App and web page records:
+ + + + + + +
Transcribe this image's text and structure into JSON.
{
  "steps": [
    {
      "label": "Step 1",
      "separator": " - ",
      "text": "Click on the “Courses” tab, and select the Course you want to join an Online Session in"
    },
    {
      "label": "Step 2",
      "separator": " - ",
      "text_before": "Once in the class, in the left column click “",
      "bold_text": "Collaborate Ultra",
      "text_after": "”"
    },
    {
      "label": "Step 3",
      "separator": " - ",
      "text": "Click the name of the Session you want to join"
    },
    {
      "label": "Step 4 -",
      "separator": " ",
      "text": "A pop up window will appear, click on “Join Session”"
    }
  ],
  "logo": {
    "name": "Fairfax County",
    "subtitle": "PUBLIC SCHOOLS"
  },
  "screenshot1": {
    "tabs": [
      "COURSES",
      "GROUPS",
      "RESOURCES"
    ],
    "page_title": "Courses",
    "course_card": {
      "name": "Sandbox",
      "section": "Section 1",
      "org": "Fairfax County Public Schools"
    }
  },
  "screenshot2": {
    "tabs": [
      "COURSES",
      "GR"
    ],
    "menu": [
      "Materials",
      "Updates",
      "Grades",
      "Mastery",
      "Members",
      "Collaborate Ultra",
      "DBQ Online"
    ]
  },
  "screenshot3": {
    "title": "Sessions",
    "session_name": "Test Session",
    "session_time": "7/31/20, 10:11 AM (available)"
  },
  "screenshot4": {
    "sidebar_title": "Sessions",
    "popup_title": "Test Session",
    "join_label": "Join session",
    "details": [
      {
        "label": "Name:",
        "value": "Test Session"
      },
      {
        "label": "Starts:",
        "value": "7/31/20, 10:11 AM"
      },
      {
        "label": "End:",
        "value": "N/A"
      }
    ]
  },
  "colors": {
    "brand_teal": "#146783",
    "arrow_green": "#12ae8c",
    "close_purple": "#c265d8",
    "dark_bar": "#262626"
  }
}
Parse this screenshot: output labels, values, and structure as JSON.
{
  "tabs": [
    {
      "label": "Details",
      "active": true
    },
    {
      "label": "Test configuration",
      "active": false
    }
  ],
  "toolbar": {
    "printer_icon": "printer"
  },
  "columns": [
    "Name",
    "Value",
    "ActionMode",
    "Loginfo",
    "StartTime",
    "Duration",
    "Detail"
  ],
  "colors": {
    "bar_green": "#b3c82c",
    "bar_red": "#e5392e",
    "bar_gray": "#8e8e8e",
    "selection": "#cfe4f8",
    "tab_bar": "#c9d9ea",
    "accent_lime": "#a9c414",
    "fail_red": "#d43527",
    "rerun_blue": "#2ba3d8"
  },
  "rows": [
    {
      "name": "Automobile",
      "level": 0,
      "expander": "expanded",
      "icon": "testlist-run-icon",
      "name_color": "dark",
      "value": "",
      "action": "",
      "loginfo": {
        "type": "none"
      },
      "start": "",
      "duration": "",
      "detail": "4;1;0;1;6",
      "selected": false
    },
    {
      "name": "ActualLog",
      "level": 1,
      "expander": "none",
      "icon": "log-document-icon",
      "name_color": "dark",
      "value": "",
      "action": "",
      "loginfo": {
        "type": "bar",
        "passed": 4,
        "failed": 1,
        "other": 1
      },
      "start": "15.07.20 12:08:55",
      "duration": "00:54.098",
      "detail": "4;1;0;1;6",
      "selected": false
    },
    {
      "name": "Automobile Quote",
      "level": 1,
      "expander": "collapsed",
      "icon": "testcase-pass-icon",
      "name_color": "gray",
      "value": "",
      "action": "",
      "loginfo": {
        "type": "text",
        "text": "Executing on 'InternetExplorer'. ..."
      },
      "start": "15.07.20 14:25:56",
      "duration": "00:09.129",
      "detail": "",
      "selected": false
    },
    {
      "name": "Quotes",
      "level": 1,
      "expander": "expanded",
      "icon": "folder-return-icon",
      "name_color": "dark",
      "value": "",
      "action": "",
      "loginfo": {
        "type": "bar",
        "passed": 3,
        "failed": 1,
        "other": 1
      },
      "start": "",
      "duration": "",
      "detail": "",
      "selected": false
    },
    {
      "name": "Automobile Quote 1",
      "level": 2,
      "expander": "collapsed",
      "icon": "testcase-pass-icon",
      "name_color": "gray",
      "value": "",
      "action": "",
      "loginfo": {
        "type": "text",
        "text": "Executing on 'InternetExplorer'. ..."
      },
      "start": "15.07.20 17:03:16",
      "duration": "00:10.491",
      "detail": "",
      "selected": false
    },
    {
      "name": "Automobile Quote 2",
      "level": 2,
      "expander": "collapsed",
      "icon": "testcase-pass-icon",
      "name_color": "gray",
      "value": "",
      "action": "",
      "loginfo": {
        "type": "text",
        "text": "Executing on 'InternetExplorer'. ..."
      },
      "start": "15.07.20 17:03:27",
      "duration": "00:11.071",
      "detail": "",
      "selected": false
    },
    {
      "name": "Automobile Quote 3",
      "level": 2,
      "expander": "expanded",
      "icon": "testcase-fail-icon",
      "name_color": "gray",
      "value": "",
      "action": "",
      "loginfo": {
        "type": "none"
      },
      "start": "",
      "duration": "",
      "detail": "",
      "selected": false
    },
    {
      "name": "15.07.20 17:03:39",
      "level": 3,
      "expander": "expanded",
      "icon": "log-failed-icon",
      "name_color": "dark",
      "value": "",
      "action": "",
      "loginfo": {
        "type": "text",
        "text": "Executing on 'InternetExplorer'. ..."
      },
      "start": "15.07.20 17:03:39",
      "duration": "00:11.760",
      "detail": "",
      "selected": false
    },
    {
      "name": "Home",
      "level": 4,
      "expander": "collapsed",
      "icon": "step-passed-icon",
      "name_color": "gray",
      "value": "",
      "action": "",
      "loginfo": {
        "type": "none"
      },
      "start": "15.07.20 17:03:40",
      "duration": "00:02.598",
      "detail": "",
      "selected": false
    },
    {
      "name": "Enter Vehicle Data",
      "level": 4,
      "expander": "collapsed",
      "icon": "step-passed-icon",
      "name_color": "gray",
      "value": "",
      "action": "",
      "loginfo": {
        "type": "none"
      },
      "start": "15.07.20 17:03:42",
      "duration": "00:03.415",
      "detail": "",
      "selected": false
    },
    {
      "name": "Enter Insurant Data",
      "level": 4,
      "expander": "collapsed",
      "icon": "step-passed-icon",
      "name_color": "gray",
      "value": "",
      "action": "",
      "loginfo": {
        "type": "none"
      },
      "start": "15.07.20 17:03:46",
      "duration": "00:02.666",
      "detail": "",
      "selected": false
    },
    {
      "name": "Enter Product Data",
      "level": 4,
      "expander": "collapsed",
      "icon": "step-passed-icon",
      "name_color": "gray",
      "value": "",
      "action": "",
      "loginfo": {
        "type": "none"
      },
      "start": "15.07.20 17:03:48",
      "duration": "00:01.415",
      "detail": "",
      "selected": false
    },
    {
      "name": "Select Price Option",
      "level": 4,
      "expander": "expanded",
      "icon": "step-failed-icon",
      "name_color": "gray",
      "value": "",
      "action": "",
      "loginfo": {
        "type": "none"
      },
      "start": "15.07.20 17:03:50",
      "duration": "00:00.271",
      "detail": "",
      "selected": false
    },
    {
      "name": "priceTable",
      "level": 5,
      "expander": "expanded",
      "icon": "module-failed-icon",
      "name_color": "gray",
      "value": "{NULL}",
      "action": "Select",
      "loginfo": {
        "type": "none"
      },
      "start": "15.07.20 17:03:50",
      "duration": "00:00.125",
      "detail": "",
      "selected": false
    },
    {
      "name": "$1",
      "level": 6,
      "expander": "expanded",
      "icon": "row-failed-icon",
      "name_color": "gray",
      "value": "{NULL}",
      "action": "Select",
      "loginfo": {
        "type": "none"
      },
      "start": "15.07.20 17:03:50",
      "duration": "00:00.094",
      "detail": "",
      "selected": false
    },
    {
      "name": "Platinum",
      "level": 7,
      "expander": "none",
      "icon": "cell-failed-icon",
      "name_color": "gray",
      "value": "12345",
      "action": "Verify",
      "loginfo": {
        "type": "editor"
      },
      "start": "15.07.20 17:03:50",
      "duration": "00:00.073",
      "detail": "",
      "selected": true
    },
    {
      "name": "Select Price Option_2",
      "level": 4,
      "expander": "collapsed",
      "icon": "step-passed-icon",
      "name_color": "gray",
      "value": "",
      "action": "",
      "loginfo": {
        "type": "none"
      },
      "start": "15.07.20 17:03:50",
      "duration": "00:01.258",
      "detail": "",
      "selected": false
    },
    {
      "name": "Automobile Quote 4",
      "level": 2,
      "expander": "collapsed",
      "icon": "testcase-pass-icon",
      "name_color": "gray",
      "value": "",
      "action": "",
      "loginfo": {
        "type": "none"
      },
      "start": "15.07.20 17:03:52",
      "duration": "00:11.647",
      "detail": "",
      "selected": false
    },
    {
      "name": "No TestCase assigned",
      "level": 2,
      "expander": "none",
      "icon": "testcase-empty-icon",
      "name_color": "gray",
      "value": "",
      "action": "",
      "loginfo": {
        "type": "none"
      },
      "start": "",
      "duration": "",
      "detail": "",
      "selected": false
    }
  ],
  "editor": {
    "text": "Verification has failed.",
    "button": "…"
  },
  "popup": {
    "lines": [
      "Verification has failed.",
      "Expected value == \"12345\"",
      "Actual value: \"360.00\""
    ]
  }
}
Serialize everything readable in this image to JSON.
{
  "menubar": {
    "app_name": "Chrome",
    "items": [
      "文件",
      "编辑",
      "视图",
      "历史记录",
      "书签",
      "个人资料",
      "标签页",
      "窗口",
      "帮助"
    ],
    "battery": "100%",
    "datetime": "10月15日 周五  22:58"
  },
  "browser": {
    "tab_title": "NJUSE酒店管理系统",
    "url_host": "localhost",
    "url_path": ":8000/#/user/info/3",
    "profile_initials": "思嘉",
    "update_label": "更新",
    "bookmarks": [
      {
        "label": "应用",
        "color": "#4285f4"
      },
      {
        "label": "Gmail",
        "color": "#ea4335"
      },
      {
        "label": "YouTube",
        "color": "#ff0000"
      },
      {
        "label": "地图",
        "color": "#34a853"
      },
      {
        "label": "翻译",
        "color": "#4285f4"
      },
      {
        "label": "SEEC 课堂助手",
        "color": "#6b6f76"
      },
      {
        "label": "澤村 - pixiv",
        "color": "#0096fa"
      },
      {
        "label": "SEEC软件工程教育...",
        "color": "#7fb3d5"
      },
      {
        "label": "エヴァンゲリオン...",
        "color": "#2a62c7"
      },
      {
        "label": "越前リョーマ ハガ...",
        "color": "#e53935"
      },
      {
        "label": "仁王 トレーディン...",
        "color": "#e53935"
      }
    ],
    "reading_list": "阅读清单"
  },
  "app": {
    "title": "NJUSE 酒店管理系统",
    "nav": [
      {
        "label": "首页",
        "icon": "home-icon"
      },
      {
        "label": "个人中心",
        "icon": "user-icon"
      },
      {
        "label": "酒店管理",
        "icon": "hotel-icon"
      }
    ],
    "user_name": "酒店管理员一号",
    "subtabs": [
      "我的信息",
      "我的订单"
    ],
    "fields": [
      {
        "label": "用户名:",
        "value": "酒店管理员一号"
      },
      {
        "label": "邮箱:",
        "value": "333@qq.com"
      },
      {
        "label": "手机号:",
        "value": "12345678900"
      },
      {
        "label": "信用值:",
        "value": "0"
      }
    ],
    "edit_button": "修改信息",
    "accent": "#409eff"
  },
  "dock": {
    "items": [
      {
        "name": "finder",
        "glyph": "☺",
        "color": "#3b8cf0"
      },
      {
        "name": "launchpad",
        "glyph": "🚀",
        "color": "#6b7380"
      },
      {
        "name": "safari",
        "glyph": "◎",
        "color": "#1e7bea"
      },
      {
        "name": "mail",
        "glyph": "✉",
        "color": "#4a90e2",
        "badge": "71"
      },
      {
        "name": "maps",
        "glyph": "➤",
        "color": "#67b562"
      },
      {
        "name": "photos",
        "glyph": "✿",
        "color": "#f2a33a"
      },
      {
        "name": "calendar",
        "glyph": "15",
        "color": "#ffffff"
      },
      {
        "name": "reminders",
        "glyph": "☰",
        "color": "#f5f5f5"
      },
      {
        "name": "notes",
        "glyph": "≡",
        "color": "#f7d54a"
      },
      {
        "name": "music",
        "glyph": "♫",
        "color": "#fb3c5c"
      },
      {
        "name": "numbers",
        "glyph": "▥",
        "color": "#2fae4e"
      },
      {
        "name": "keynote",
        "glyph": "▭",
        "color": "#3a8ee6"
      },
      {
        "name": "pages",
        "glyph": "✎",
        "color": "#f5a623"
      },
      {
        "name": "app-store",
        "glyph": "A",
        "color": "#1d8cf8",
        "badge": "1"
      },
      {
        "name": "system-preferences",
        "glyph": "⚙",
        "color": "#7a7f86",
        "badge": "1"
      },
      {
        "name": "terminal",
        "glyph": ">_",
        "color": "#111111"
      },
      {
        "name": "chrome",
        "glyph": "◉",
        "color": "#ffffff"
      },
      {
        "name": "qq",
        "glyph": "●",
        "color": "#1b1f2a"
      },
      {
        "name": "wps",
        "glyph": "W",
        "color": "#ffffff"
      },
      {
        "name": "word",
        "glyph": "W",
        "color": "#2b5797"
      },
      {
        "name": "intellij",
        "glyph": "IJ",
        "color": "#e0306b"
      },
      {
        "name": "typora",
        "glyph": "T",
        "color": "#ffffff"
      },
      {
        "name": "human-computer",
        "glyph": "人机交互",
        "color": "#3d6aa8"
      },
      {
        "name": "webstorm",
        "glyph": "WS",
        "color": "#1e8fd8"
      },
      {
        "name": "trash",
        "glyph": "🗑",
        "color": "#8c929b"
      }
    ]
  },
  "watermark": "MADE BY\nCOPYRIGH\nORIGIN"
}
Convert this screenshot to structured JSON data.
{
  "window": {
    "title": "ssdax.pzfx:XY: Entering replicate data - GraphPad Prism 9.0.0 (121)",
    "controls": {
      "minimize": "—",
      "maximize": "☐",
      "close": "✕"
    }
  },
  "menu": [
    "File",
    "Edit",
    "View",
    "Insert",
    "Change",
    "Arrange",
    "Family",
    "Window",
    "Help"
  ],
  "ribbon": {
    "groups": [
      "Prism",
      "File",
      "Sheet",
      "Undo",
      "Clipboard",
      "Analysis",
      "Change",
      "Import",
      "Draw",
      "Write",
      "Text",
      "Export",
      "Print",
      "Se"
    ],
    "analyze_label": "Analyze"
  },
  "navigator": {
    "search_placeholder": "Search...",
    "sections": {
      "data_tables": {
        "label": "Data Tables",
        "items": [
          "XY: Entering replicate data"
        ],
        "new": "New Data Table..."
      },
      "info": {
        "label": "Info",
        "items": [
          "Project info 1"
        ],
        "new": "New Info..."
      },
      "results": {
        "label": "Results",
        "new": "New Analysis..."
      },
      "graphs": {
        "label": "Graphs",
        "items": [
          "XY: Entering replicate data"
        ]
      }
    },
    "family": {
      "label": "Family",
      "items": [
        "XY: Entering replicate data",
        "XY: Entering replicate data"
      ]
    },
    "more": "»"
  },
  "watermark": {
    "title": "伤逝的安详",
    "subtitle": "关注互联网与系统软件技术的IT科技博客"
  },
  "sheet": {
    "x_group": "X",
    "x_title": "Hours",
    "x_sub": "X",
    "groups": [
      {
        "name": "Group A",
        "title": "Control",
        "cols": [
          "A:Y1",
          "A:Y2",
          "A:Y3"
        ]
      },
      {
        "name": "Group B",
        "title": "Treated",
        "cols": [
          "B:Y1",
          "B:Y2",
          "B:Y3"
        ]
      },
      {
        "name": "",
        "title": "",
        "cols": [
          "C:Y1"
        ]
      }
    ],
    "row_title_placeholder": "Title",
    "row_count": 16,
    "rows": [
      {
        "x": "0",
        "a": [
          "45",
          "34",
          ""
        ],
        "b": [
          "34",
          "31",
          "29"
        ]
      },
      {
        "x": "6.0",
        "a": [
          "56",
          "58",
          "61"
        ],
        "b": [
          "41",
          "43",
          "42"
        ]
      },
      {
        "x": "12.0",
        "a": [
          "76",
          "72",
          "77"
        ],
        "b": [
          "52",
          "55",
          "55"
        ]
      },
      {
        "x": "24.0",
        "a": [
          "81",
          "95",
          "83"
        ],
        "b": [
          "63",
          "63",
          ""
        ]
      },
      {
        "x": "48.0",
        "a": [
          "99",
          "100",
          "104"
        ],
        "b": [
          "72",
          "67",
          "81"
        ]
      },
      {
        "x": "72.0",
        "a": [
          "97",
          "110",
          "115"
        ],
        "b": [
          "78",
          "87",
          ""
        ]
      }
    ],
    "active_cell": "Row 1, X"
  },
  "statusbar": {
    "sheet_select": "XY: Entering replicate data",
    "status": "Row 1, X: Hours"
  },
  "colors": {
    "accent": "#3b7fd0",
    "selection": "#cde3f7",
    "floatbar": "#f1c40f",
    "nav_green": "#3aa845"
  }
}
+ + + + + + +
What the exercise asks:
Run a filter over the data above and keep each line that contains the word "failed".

Solution for this task:
        "failed": 1,
        "failed": 1,
      "icon": "log-failed-icon",
      "icon": "step-failed-icon",
      "icon": "module-failed-icon",
      "icon": "row-failed-icon",
      "icon": "cell-failed-icon",
    "text": "Verification has failed.",
      "Verification has failed.",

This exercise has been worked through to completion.